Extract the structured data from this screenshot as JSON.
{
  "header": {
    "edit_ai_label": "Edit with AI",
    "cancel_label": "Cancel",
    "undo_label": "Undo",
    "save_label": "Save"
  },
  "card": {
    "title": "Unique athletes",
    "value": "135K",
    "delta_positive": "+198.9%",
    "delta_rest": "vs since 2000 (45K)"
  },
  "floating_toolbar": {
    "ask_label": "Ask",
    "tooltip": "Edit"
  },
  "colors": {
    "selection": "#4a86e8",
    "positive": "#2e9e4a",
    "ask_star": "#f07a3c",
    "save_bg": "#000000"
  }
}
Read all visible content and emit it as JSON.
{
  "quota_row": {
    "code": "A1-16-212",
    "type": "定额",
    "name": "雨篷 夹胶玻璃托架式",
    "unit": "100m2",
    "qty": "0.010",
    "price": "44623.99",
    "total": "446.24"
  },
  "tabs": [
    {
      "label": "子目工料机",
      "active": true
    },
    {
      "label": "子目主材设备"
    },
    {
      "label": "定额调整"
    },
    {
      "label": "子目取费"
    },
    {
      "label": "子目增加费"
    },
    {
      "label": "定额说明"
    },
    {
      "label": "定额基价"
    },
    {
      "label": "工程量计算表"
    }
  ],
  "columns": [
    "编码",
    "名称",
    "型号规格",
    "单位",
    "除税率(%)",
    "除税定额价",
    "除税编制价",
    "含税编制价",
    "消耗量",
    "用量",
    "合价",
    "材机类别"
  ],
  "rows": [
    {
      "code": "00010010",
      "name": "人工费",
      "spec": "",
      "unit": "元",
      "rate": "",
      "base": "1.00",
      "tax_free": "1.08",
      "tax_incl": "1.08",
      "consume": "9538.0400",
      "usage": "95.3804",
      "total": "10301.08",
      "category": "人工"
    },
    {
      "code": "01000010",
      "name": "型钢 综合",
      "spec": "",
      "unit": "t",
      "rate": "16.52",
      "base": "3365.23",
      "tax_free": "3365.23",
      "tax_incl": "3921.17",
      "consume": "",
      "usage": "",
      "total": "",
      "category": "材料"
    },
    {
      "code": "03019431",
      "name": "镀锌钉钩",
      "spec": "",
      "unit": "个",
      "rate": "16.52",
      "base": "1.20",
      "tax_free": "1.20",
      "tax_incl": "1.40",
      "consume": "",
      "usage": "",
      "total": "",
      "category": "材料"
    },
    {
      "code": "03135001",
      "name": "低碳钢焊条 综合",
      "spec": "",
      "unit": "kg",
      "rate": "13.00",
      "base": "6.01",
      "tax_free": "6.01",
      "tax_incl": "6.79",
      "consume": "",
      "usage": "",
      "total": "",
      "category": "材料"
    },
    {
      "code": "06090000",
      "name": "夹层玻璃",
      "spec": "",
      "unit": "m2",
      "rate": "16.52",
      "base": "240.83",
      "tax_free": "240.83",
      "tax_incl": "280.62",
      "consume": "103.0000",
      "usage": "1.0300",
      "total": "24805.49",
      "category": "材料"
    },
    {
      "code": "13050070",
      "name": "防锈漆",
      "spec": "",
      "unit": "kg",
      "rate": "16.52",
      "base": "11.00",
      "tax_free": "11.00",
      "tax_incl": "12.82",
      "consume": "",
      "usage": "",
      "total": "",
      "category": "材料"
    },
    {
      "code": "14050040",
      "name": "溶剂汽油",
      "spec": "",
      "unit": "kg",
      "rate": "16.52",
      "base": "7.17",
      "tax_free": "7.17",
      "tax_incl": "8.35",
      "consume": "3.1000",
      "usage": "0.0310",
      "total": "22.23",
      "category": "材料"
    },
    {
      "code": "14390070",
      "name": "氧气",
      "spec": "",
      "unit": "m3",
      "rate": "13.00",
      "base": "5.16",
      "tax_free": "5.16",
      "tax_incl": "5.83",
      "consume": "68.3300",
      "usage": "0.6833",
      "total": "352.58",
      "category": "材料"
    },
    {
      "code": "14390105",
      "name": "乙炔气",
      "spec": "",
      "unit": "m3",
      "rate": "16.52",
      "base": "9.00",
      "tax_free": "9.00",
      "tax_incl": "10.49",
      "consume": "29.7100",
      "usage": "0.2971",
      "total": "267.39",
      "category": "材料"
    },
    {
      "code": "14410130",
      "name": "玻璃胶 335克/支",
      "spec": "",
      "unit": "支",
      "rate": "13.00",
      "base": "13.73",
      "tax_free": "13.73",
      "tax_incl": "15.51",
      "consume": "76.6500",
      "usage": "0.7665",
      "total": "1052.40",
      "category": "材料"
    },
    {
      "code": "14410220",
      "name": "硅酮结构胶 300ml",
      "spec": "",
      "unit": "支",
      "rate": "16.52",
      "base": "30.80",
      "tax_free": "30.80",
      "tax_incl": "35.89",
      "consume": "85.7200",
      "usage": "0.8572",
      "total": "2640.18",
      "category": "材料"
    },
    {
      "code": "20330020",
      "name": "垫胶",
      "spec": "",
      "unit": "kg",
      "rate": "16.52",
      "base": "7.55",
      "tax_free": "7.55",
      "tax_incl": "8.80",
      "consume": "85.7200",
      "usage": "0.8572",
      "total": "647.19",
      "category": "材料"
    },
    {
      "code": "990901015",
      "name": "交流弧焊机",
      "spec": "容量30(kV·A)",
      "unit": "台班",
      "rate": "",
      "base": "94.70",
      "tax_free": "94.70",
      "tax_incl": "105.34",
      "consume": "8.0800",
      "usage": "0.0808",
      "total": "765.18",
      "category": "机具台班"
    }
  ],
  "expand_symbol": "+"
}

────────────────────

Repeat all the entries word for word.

Extract the structured data from this screenshot as JSON.
{
  "header": {
    "edit_ai_label": "Edit with AI",
    "cancel_label": "Cancel",
    "undo_label": "Undo",
    "save_label": "Save"
  },
  "card": {
    "title": "Unique athletes",
    "value": "135K",
    "delta_positive": "+198.9%",
    "delta_rest": "vs since 2000 (45K)"
  },
  "floating_toolbar": {
    "ask_label": "Ask",
    "tooltip": "Edit"
  },
  "colors": {
    "selection": "#4a86e8",
    "positive": "#2e9e4a",
    "ask_star": "#f07a3c",
    "save_bg": "#000000"
  }
}
Read all visible content and emit it as JSON.
{
  "quota_row": {
    "code": "A1-16-212",
    "type": "定额",
    "name": "雨篷 夹胶玻璃托架式",
    "unit": "100m2",
    "qty": "0.010",
    "price": "44623.99",
    "total": "446.24"
  },
  "tabs": [
    {
      "label": "子目工料机",
      "active": true
    },
    {
      "label": "子目主材设备"
    },
    {
      "label": "定额调整"
    },
    {
      "label": "子目取费"
    },
    {
      "label": "子目增加费"
    },
    {
      "label": "定额说明"
    },
    {
      "label": "定额基价"
    },
    {
      "label": "工程量计算表"
    }
  ],
  "columns": [
    "编码",
    "名称",
    "型号规格",
    "单位",
    "除税率(%)",
    "除税定额价",
    "除税编制价",
    "含税编制价",
    "消耗量",
    "用量",
    "合价",
    "材机类别"
  ],
  "rows": [
    {
      "code": "00010010",
      "name": "人工费",
      "spec": "",
      "unit": "元",
      "rate": "",
      "base": "1.00",
      "tax_free": "1.08",
      "tax_incl": "1.08",
      "consume": "9538.0400",
      "usage": "95.3804",
      "total": "10301.08",
      "category": "人工"
    },
    {
      "code": "01000010",
      "name": "型钢 综合",
      "spec": "",
      "unit": "t",
      "rate": "16.52",
      "base": "3365.23",
      "tax_free": "3365.23",
      "tax_incl": "3921.17",
      "consume": "",
      "usage": "",
      "total": "",
      "category": "材料"
    },
    {
      "code": "03019431",
      "name": "镀锌钉钩",
      "spec": "",
      "unit": "个",
      "rate": "16.52",
      "base": "1.20",
      "tax_free": "1.20",
      "tax_incl": "1.40",
      "consume": "",
      "usage": "",
      "total": "",
      "category": "材料"
    },
    {
      "code": "03135001",
      "name": "低碳钢焊条 综合",
      "spec": "",
      "unit": "kg",
      "rate": "13.00",
      "base": "6.01",
      "tax_free": "6.01",
      "tax_incl": "6.79",
      "consume": "",
      "usage": "",
      "total": "",
      "category": "材料"
    },
    {
      "code": "06090000",
      "name": "夹层玻璃",
      "spec": "",
      "unit": "m2",
      "rate": "16.52",
      "base": "240.83",
      "tax_free": "240.83",
      "tax_incl": "280.62",
      "consume": "103.0000",
      "usage": "1.0300",
      "total": "24805.49",
      "category": "材料"
    },
    {
      "code": "13050070",
      "name": "防锈漆",
      "spec": "",
      "unit": "kg",
      "rate": "16.52",
      "base": "11.00",
      "tax_free": "11.00",
      "tax_incl": "12.82",
      "consume": "",
      "usage": "",
      "total": "",
      "category": "材料"
    },
    {
      "code": "14050040",
      "name": "溶剂汽油",
      "spec": "",
      "unit": "kg",
      "rate": "16.52",
      "base": "7.17",
      "tax_free": "7.17",
      "tax_incl": "8.35",
      "consume": "3.1000",
      "usage": "0.0310",
      "total": "22.23",
      "category": "材料"
    },
    {
      "code": "14390070",
      "name": "氧气",
      "spec": "",
      "unit": "m3",
      "rate": "13.00",
      "base": "5.16",
      "tax_free": "5.16",
      "tax_incl": "5.83",
      "consume": "68.3300",
      "usage": "0.6833",
      "total": "352.58",
      "category": "材料"
    },
    {
      "code": "14390105",
      "name": "乙炔气",
      "spec": "",
      "unit": "m3",
      "rate": "16.52",
      "base": "9.00",
      "tax_free": "9.00",
      "tax_incl": "10.49",
      "consume": "29.7100",
      "usage": "0.2971",
      "total": "267.39",
      "category": "材料"
    },
    {
      "code": "14410130",
      "name": "玻璃胶 335克/支",
      "spec": "",
      "unit": "支",
      "rate": "13.00",
      "base": "13.73",
      "tax_free": "13.73",
      "tax_incl": "15.51",
      "consume": "76.6500",
      "usage": "0.7665",
      "total": "1052.40",
      "category": "材料"
    },
    {
      "code": "14410220",
      "name": "硅酮结构胶 300ml",
      "spec": "",
      "unit": "支",
      "rate": "16.52",
      "base": "30.80",
      "tax_free": "30.80",
      "tax_incl": "35.89",
      "consume": "85.7200",
      "usage": "0.8572",
      "total": "2640.18",
      "category": "材料"
    },
    {
      "code": "20330020",
      "name": "垫胶",
      "spec": "",
      "unit": "kg",
      "rate": "16.52",
      "base": "7.55",
      "tax_free": "7.55",
      "tax_incl": "8.80",
      "consume": "85.7200",
      "usage": "0.8572",
      "total": "647.19",
      "category": "材料"
    },
    {
      "code": "990901015",
      "name": "交流弧焊机",
      "spec": "容量30(kV·A)",
      "unit": "台班",
      "rate": "",
      "base": "94.70",
      "tax_free": "94.70",
      "tax_incl": "105.34",
      "consume": "8.0800",
      "usage": "0.0808",
      "total": "765.18",
      "category": "机具台班"
    }
  ],
  "expand_symbol": "+"
}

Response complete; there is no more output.